What you will do
Write out all of the records, keeping each one exactly as written.
** Opening Data for this task block **
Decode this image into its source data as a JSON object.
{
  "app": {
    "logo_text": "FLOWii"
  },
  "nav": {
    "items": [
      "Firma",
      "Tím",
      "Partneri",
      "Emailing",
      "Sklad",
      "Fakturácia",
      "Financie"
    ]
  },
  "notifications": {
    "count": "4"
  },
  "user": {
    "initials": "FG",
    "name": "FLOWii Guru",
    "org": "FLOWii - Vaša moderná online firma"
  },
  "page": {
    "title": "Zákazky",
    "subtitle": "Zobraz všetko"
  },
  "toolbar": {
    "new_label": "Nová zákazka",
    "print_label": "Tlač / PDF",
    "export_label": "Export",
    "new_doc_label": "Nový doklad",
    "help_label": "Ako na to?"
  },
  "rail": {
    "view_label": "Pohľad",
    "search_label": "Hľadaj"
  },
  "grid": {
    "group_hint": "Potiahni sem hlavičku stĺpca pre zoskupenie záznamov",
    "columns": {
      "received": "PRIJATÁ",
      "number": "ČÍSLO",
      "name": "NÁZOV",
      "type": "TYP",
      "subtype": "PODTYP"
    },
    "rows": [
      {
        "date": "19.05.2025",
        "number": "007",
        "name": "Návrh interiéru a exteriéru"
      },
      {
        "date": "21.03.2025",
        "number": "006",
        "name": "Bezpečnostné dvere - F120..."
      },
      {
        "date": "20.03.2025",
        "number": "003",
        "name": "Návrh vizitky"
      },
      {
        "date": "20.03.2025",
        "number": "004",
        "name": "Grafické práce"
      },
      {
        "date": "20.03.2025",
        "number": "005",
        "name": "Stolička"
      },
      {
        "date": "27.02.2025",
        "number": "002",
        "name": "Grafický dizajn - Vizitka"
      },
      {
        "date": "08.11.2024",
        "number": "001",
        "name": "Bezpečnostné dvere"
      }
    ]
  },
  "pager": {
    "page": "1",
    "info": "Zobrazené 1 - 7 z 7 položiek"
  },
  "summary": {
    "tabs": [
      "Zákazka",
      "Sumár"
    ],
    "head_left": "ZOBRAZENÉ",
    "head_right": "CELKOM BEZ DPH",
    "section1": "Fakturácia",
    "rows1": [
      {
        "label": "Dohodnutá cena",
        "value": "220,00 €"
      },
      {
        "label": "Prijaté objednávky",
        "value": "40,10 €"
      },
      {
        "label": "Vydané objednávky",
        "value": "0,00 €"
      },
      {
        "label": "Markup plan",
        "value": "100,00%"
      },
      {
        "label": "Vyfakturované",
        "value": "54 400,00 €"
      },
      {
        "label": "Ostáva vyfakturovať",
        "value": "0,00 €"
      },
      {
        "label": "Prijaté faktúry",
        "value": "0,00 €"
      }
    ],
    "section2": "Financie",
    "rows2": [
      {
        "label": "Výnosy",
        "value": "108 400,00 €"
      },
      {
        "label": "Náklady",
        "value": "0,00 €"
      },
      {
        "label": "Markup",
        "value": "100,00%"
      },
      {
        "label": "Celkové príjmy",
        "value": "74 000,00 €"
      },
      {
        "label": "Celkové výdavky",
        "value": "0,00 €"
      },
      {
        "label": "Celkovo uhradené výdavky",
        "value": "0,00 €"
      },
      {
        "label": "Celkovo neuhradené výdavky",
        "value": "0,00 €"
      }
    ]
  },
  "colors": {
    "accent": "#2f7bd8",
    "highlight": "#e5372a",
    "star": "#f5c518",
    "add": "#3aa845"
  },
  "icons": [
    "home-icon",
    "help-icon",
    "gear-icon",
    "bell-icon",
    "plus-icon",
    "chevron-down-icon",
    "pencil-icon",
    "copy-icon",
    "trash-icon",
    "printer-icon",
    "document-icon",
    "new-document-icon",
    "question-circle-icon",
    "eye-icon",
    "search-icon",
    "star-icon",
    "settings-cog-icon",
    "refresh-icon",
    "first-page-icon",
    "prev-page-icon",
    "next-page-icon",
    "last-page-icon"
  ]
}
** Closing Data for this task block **
Response below
Decode this image into its source data as a JSON object.
{
  "app": {
    "logo_text": "FLOWii"
  },
  "nav": {
    "items": [
      "Firma",
      "Tím",
      "Partneri",
      "Emailing",
      "Sklad",
      "Fakturácia",
      "Financie"
    ]
  },
  "notifications": {
    "count": "4"
  },
  "user": {
    "initials": "FG",
    "name": "FLOWii Guru",
    "org": "FLOWii - Vaša moderná online firma"
  },
  "page": {
    "title": "Zákazky",
    "subtitle": "Zobraz všetko"
  },
  "toolbar": {
    "new_label": "Nová zákazka",
    "print_label": "Tlač / PDF",
    "export_label": "Export",
    "new_doc_label": "Nový doklad",
    "help_label": "Ako na to?"
  },
  "rail": {
    "view_label": "Pohľad",
    "search_label": "Hľadaj"
  },
  "grid": {
    "group_hint": "Potiahni sem hlavičku stĺpca pre zoskupenie záznamov",
    "columns": {
      "received": "PRIJATÁ",
      "number": "ČÍSLO",
      "name": "NÁZOV",
      "type": "TYP",
      "subtype": "PODTYP"
    },
    "rows": [
      {
        "date": "19.05.2025",
        "number": "007",
        "name": "Návrh interiéru a exteriéru"
      },
      {
        "date": "21.03.2025",
        "number": "006",
        "name": "Bezpečnostné dvere - F120..."
      },
      {
        "date": "20.03.2025",
        "number": "003",
        "name": "Návrh vizitky"
      },
      {
        "date": "20.03.2025",
        "number": "004",
        "name": "Grafické práce"
      },
      {
        "date": "20.03.2025",
        "number": "005",
        "name": "Stolička"
      },
      {
        "date": "27.02.2025",
        "number": "002",
        "name": "Grafický dizajn - Vizitka"
      },
      {
        "date": "08.11.2024",
        "number": "001",
        "name": "Bezpečnostné dvere"
      }
    ]
  },
  "pager": {
    "page": "1",
    "info": "Zobrazené 1 - 7 z 7 položiek"
  },
  "summary": {
    "tabs": [
      "Zákazka",
      "Sumár"
    ],
    "head_left": "ZOBRAZENÉ",
    "head_right": "CELKOM BEZ DPH",
    "section1": "Fakturácia",
    "rows1": [
      {
        "label": "Dohodnutá cena",
        "value": "220,00 €"
      },
      {
        "label": "Prijaté objednávky",
        "value": "40,10 €"
      },
      {
        "label": "Vydané objednávky",
        "value": "0,00 €"
      },
      {
        "label": "Markup plan",
        "value": "100,00%"
      },
      {
        "label": "Vyfakturované",
        "value": "54 400,00 €"
      },
      {
        "label": "Ostáva vyfakturovať",
        "value": "0,00 €"
      },
      {
        "label": "Prijaté faktúry",
        "value": "0,00 €"
      }
    ],
    "section2": "Financie",
    "rows2": [
      {
        "label": "Výnosy",
        "value": "108 400,00 €"
      },
      {
        "label": "Náklady",
        "value": "0,00 €"
      },
      {
        "label": "Markup",
        "value": "100,00%"
      },
      {
        "label": "Celkové príjmy",
        "value": "74 000,00 €"
      },
      {
        "label": "Celkové výdavky",
        "value": "0,00 €"
      },
      {
        "label": "Celkovo uhradené výdavky",
        "value": "0,00 €"
      },
      {
        "label": "Celkovo neuhradené výdavky",
        "value": "0,00 €"
      }
    ]
  },
  "colors": {
    "accent": "#2f7bd8",
    "highlight": "#e5372a",
    "star": "#f5c518",
    "add": "#3aa845"
  },
  "icons": [
    "home-icon",
    "help-icon",
    "gear-icon",
    "bell-icon",
    "plus-icon",
    "chevron-down-icon",
    "pencil-icon",
    "copy-icon",
    "trash-icon",
    "printer-icon",
    "document-icon",
    "new-document-icon",
    "question-circle-icon",
    "eye-icon",
    "search-icon",
    "star-icon",
    "settings-cog-icon",
    "refresh-icon",
    "first-page-icon",
    "prev-page-icon",
    "next-page-icon",
    "last-page-icon"
  ]
}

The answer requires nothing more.